Photo of a most excellent statue of Angsty Beethoven, from a recent trip to the Naples Conservatory of Music; my favorite thing about this statue is that from the side, you can see that Ludwig has draped himself on this rock like everyone’s favorite mermaid.
When you’ve been performing music for as long as I have (and I’ve been performing since before I had any understanding of what a job or career was) you can go a long time before you realize that you’re complicit in a quiet and unstated kind of hypocrisy.
And that hypocrisy is this: classical music is universal, right? It spans languages, cultures, distance, age, and time. It’s extremely powerful stuff that everyone—and anyone—can relate to.
And yet!

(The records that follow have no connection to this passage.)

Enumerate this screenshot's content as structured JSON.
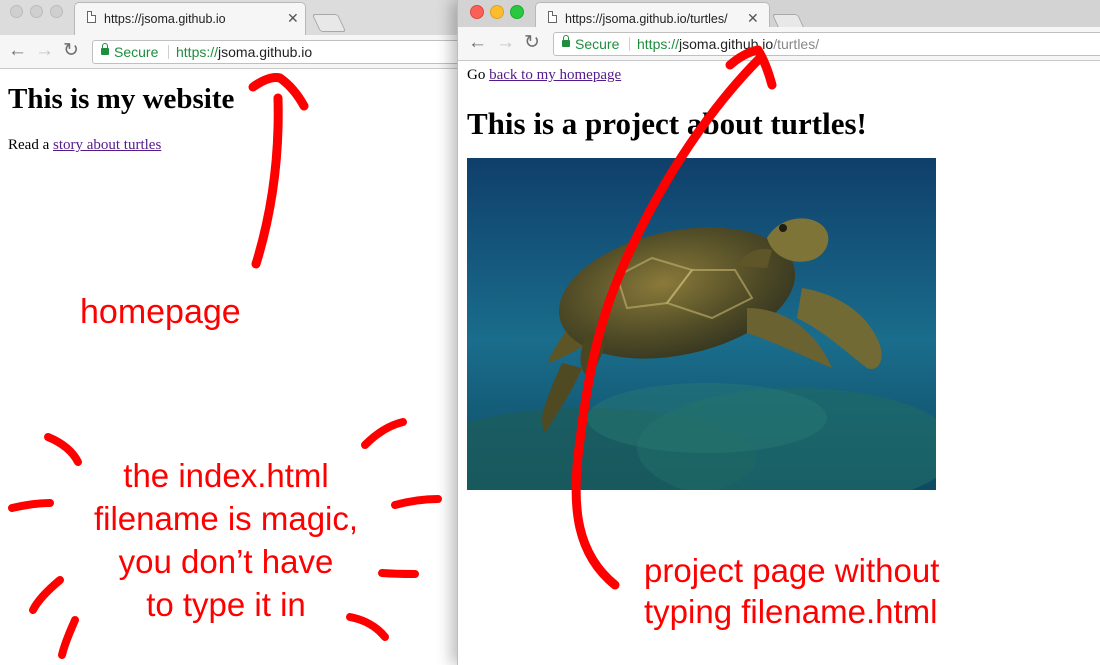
{
  "left_window": {
    "tab": {
      "title": "https://jsoma.github.io"
    },
    "omnibox": {
      "secure_label": "Secure",
      "url_scheme": "https://",
      "url_host": "jsoma.github.io",
      "url_path": ""
    },
    "page": {
      "heading": "This is my website",
      "text_prefix": "Read a ",
      "link_text": "story about turtles"
    }
  },
  "right_window": {
    "tab": {
      "title": "https://jsoma.github.io/turtles/"
    },
    "omnibox": {
      "secure_label": "Secure",
      "url_scheme": "https://",
      "url_host": "jsoma.github.io",
      "url_path": "/turtles/"
    },
    "page": {
      "text_prefix": "Go ",
      "link_text": "back to my homepage",
      "heading": "This is a project about turtles!",
      "image_subject": "sea turtle swimming underwater"
    }
  },
  "annotations": {
    "homepage_label": "homepage",
    "index_note": [
      "the index.html",
      "filename is magic,",
      "you don’t have",
      "to type it in"
    ],
    "project_note": [
      "project page without",
      "typing filename.html"
    ],
    "color": "#ff0000"
  },
  "icons": [
    "page-icon",
    "close-icon",
    "back-arrow-icon",
    "forward-arrow-icon",
    "reload-icon",
    "lock-icon"
  ]
}
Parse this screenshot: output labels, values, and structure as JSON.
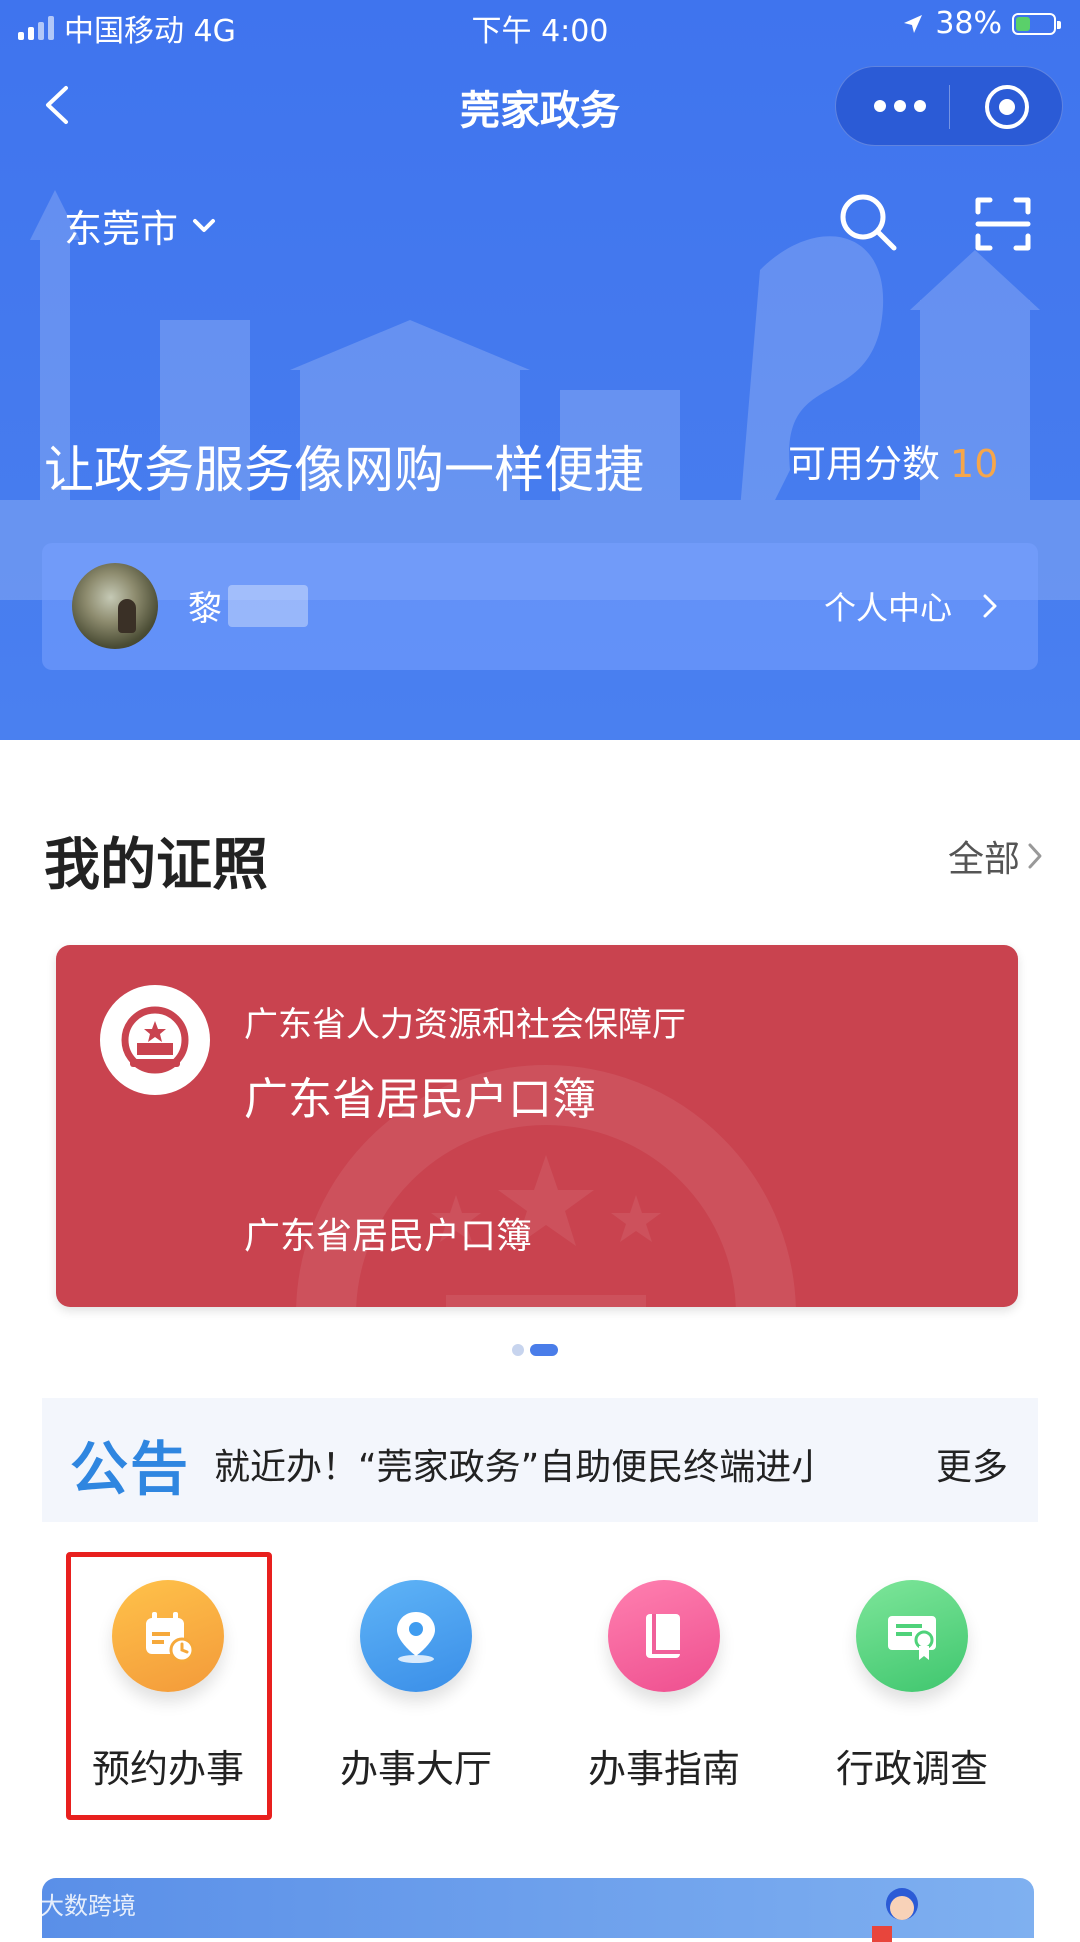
{
  "status_bar": {
    "carrier": "中国移动 4G",
    "time": "下午 4:00",
    "battery": "38%",
    "battery_level": 0.38
  },
  "nav": {
    "title": "莞家政务"
  },
  "header": {
    "city": "东莞市",
    "slogan": "让政务服务像网购一样便捷",
    "score_label": "可用分数",
    "score_value": "10"
  },
  "user": {
    "name_visible": "黎",
    "center_label": "个人中心"
  },
  "licenses": {
    "section_title": "我的证照",
    "all_label": "全部",
    "card": {
      "issuer": "广东省人力资源和社会保障厅",
      "name": "广东省居民户口簿",
      "subtitle": "广东省居民户口簿"
    },
    "carousel_count": 2,
    "carousel_active": 2
  },
  "notice": {
    "tag": "公告",
    "text": "就近办！“莞家政务”自助便民终端进小区…",
    "more": "更多"
  },
  "services": [
    {
      "label": "预约办事",
      "icon": "calendar-icon",
      "color": "#f6a93b"
    },
    {
      "label": "办事大厅",
      "icon": "location-pin-icon",
      "color": "#3f9cf0"
    },
    {
      "label": "办事指南",
      "icon": "book-icon",
      "color": "#f0609a"
    },
    {
      "label": "行政调查",
      "icon": "certificate-icon",
      "color": "#4fd27a"
    }
  ],
  "watermark": "大数跨境",
  "colors": {
    "primary_blue": "#4479ee",
    "card_red": "#c9434f",
    "score_orange": "#f6a64a",
    "highlight_red": "#e8201e"
  }
}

Although people of every sort have been writing music for as long as written history exists, and a whole freaking lot of classically trained musicians exist in the world (seriously, have you noticed how many of us there are? it’s nuts!!), the suspiciously vast majority of music performed is music written by a relatively small sample of white European male composers.
How universal is that, really?
The thing that I used to think, and that unfortunately a lot of people still believe, is that this is simply because women and people of color haven’t contributed much to the classical music canon. This type of thinking is easily debunked, though, if you put even the tiniest, laziest amount of research into music history, or even just history in general. Women and people of color (POC) have been a big part of the story, but when it comes time for us in the present to curate selections from the historical record, we end up reinforcing the idea that only a small subsection matters.
“So you’re not being inclusive of enough dead people,” you say. “Big whoop.”
Well, Reader-Who-I’m-Imagining-is-a-Sullen-Teenage-Me, it is a big whoop. The way we represent history can lead to unfortunate perspectives on culture that end up affecting modern society, and how we see people today.
- For example, society’s curious failure to recognize that computer science was essentially invented by a woman, and started out as a woman-dominated field, has led to the stereotype that computer science is men’s work, which in turn can cause people who don’t otherwise look like idiots to genuinely believe that women are not “biologically disposed” (????) to be programmers or computer scientists.
- Or how about the fact that the story of human culture across the world has always been one of immigration, and that patterns of trade and migration have been shaping and creating the places we’re familiar with from pre-history to modern memory…and yet enough people have been pushing the narrative of cultural or racial identities being threatened by “others” that uninformed stereotypes have led to people facing increased hostility, being taken away from their homes, and murdered? Or that those who were told their cultural identity was threatened by immigration set in motion a decision that has already undermined the stability of a cultural capital, limited the career growth of a whole generation, and threatened a country’s ability to even feed itself or keep its citizens healthy (and alive)?
The way we frame history has actual, real-world consequences. The way we tell a prologue can affect how we choose to continue the story.
So while it may seem laughably trivial to say “Hey, why don’t we play more classical music by people who aren’t just dead white dudes?”, I think it’s one of those little things that subtly shapes how we view people and culture as a whole. Perpetuating the myth that exclusion is a normal component of something legitimizes the excuse that exclusion is necessary for maintaining the status quo. It is also a little messed up that the choice to be more representative of a real collection of voices from history requires a conscious deviation from an established canon, but hey, this is a messed up world sometimes.
Anyway, that is the arduous thought process behind my realization of “holy crap, I really need to play some music by women and people of color.” It’s not an earth-shattering change, but it’s what I can do with my power as a musician—and hopefully it’ll convince other musicians to follow suit, and audiences to listen with open ears.
Now here is where you, dear reader (who I’m no longer assuming is Sullen Teenage Me), get to help.
- My goal is simple: to incorporate music by composers who are female and/or POC into my concert repertoire. Currently the number of pieces in my hands that fit this criteria is 0.
- I’ve been doing my research, but I am positive that there’s a wealth of composers out there I just haven’t heard of yet. So if you know any women/POC composers who have written works for the piano, please tell me via comment or tweet! (I might compile my list into a future blog posts so other pianists can have at it.)
- If you are a somebody or you know a somebody who organizes or promotes concerts and would like to support a concert featuring inclusive programming, please let me know!
P.S. You can read more on my thoughts on classism in music or the role of art in the world on this blog, and if you’re the type of person who digs interesting articles, I have a few more lists, and I often share cool things I read on Twitter.
P.P.S. I just got back from wiggling my fingers in Italy and here’s the proof.